_EXTRACTED INFORMATION:_
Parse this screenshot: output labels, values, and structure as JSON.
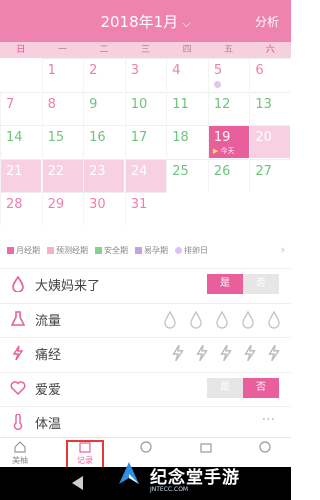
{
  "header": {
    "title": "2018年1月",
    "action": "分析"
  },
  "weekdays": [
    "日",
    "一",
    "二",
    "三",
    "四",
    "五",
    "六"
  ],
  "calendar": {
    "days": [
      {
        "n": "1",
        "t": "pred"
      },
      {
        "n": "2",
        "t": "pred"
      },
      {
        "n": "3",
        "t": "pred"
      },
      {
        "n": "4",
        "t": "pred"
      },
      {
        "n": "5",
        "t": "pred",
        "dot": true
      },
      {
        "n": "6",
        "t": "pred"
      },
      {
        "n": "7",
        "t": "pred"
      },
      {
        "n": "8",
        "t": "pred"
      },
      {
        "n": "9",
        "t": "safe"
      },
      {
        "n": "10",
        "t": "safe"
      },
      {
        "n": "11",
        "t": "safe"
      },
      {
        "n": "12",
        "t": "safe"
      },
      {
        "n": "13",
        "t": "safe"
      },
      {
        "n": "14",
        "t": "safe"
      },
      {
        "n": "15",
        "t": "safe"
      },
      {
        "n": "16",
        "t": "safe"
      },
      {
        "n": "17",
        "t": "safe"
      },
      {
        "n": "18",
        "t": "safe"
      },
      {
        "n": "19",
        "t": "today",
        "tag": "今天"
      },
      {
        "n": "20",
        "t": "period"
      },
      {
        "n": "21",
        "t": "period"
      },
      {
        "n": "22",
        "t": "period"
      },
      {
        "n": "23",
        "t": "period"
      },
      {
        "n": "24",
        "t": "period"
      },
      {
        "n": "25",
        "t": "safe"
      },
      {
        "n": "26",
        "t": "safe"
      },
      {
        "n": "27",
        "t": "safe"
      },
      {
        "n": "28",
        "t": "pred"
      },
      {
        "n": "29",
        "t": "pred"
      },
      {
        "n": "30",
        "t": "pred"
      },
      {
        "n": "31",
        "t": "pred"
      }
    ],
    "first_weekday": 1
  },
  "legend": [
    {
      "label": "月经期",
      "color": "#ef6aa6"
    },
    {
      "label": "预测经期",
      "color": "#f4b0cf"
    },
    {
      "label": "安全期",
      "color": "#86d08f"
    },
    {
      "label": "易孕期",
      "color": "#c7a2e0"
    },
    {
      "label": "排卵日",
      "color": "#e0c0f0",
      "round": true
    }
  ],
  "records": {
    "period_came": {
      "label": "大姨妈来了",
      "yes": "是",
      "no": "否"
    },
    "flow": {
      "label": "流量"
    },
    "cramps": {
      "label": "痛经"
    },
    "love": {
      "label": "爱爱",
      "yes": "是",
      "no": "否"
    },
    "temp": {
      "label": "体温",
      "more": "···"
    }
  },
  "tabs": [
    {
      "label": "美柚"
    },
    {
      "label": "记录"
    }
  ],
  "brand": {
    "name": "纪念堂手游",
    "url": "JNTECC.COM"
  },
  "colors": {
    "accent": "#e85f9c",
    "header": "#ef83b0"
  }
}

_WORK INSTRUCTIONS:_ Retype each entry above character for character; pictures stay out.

_SOLUTION:_
Parse this screenshot: output labels, values, and structure as JSON.
{
  "header": {
    "title": "2018年1月",
    "action": "分析"
  },
  "weekdays": [
    "日",
    "一",
    "二",
    "三",
    "四",
    "五",
    "六"
  ],
  "calendar": {
    "days": [
      {
        "n": "1",
        "t": "pred"
      },
      {
        "n": "2",
        "t": "pred"
      },
      {
        "n": "3",
        "t": "pred"
      },
      {
        "n": "4",
        "t": "pred"
      },
      {
        "n": "5",
        "t": "pred",
        "dot": true
      },
      {
        "n": "6",
        "t": "pred"
      },
      {
        "n": "7",
        "t": "pred"
      },
      {
        "n": "8",
        "t": "pred"
      },
      {
        "n": "9",
        "t": "safe"
      },
      {
        "n": "10",
        "t": "safe"
      },
      {
        "n": "11",
        "t": "safe"
      },
      {
        "n": "12",
        "t": "safe"
      },
      {
        "n": "13",
        "t": "safe"
      },
      {
        "n": "14",
        "t": "safe"
      },
      {
        "n": "15",
        "t": "safe"
      },
      {
        "n": "16",
        "t": "safe"
      },
      {
        "n": "17",
        "t": "safe"
      },
      {
        "n": "18",
        "t": "safe"
      },
      {
        "n": "19",
        "t": "today",
        "tag": "今天"
      },
      {
        "n": "20",
        "t": "period"
      },
      {
        "n": "21",
        "t": "period"
      },
      {
        "n": "22",
        "t": "period"
      },
      {
        "n": "23",
        "t": "period"
      },
      {
        "n": "24",
        "t": "period"
      },
      {
        "n": "25",
        "t": "safe"
      },
      {
        "n": "26",
        "t": "safe"
      },
      {
        "n": "27",
        "t": "safe"
      },
      {
        "n": "28",
        "t": "pred"
      },
      {
        "n": "29",
        "t": "pred"
      },
      {
        "n": "30",
        "t": "pred"
      },
      {
        "n": "31",
        "t": "pred"
      }
    ],
    "first_weekday": 1
  },
  "legend": [
    {
      "label": "月经期",
      "color": "#ef6aa6"
    },
    {
      "label": "预测经期",
      "color": "#f4b0cf"
    },
    {
      "label": "安全期",
      "color": "#86d08f"
    },
    {
      "label": "易孕期",
      "color": "#c7a2e0"
    },
    {
      "label": "排卵日",
      "color": "#e0c0f0",
      "round": true
    }
  ],
  "records": {
    "period_came": {
      "label": "大姨妈来了",
      "yes": "是",
      "no": "否"
    },
    "flow": {
      "label": "流量"
    },
    "cramps": {
      "label": "痛经"
    },
    "love": {
      "label": "爱爱",
      "yes": "是",
      "no": "否"
    },
    "temp": {
      "label": "体温",
      "more": "···"
    }
  },
  "tabs": [
    {
      "label": "美柚"
    },
    {
      "label": "记录"
    }
  ],
  "brand": {
    "name": "纪念堂手游",
    "url": "JNTECC.COM"
  },
  "colors": {
    "accent": "#e85f9c",
    "header": "#ef83b0"
  }
}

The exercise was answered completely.